For all the efforts of the young conservatives (and I do consider them such) who are opposed to the efforts of the Old Guard Fundamentalists who continue narrowing the parameters for cooperation within the SBC, and though I strongly support the efforts of the former group, I fear that they don't grasp the determination of the fundamentalists to retain control at all costs. The language of holy war that was utilized during the Conservative Resurgence to marshal the troops can still be trotted out as Paige Patterson did to accuse the dissidents of being liberals. That language still appeals to many.

I'm not sure what to make of the low numbers of messengers and the even smaller number of them who actually cast a vote in the "big issues" that were of concern to so many in the blogosphere--the election for 1st VP of the SBC, and the resolution of the EC regarding the BF&M 2000. Only 8500 messengers in the state of Texas, and fewer than 4000 of them who actually voted? Do we chalk it up to apathy, the disenchantment and disenfranchisement of younger Baptists with the political machinery of the SBC, or have many chosen to focus their attention on Kingdom issues rather than Convention politics?

I don't have a clear answer for the last series of questions, but as I've read the conflicting opinions and arguments of bloggers the last couple of days on the significance of the votes cast and the wording of the EC resolution on the BF&M, I couldn't help but think about Paul's words to Timothy in 2 Tim. 2:14 where he urges him to instruct those he is discipling not to wrangle about words. In 2:16 he goes on to instruct him to avoid worldy and empty chatter, and in 2:23 to refuse foolish and ignorant speculations that produce quarrels, because the Lord's bond-servant is not to be quarrelsome (2:24). I suppose some could accuse me of being hypocritical in pointing out these passages in a post that some might consider to be argumentative.

I probably will not completely avoid SBC politics in future posts, as I continue to have a certain fascination with where the denomination of my youth is heading, but as I suspect some fellow bloggers will be doing after the SBC, I think I'll focus more on the things our church and the BGCM are doing in the area of missions and outreach. I'll also post occasionally on the New Baptist Covenant which I'm very excited about.

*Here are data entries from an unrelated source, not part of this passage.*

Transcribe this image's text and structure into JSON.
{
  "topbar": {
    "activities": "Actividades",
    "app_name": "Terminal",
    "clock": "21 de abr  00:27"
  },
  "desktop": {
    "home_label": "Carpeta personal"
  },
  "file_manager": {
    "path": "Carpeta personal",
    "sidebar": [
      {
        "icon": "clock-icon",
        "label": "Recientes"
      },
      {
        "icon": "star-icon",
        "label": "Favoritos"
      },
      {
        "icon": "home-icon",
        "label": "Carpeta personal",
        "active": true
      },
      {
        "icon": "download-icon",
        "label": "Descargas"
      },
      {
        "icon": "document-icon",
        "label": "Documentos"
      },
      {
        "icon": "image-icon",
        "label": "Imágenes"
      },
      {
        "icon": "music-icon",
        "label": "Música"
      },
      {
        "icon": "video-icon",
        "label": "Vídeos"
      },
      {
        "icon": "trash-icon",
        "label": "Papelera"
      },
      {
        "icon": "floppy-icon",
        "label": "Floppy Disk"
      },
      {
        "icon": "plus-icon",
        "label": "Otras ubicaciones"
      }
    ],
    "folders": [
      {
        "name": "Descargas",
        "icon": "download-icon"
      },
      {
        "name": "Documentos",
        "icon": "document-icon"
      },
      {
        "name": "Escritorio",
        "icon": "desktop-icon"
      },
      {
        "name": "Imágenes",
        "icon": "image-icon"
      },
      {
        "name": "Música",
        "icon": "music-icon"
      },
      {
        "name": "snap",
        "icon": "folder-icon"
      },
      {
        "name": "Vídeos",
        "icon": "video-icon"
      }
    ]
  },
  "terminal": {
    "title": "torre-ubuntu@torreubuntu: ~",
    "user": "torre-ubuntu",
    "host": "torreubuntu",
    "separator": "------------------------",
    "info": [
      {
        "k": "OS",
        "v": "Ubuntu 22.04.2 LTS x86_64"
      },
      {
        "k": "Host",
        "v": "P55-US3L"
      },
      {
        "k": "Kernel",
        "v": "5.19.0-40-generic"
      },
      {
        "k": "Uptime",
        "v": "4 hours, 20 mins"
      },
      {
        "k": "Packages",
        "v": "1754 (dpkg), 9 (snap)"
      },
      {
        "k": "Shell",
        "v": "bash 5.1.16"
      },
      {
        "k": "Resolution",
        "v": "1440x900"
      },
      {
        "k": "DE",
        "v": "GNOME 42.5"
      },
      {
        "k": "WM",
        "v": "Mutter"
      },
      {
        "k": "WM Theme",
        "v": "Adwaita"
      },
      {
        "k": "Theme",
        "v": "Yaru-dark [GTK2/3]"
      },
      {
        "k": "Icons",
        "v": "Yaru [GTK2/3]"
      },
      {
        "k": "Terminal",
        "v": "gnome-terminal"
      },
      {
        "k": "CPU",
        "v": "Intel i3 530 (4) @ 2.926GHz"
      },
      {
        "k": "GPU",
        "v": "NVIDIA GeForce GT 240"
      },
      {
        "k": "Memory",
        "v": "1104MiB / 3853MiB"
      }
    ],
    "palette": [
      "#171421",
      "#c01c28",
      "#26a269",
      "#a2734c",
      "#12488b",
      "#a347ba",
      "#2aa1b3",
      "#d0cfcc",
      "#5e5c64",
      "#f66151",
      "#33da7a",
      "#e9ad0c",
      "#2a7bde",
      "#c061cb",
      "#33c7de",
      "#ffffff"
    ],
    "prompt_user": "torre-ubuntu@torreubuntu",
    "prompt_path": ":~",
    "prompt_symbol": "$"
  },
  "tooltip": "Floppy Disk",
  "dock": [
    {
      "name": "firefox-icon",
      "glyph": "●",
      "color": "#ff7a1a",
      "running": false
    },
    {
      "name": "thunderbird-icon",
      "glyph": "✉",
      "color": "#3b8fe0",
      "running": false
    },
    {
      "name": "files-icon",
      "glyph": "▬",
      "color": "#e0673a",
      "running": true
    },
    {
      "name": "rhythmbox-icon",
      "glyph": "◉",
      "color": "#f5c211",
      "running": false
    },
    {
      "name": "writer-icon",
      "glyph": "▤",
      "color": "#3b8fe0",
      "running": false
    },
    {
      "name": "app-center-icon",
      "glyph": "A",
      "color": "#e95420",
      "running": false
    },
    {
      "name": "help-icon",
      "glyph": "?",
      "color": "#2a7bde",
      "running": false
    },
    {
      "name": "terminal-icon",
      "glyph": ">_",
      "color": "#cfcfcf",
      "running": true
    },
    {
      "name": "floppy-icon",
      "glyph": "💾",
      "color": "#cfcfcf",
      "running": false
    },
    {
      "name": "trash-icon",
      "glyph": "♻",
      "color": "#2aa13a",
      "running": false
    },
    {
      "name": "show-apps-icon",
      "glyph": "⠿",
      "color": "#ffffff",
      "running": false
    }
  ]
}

Reflections on the SBC annual meeting

In light of the current meeting of the SBC in San Antonio this week, I found Joel Gregory’s reflections about his sermon there 19 years ago very insightful. His message, entitled "The Castle and the Wall," sought to find a middle ground between 2 extremes. Most telling in his reflections are his statements about seeking a middle that was not there, and the deep regrets for not having stood with those whom he now considers heroes who denounced the threats of the fundamentalists. It is well worth reading, as are all of the articles today in Ethics Daily that deal with the SBC.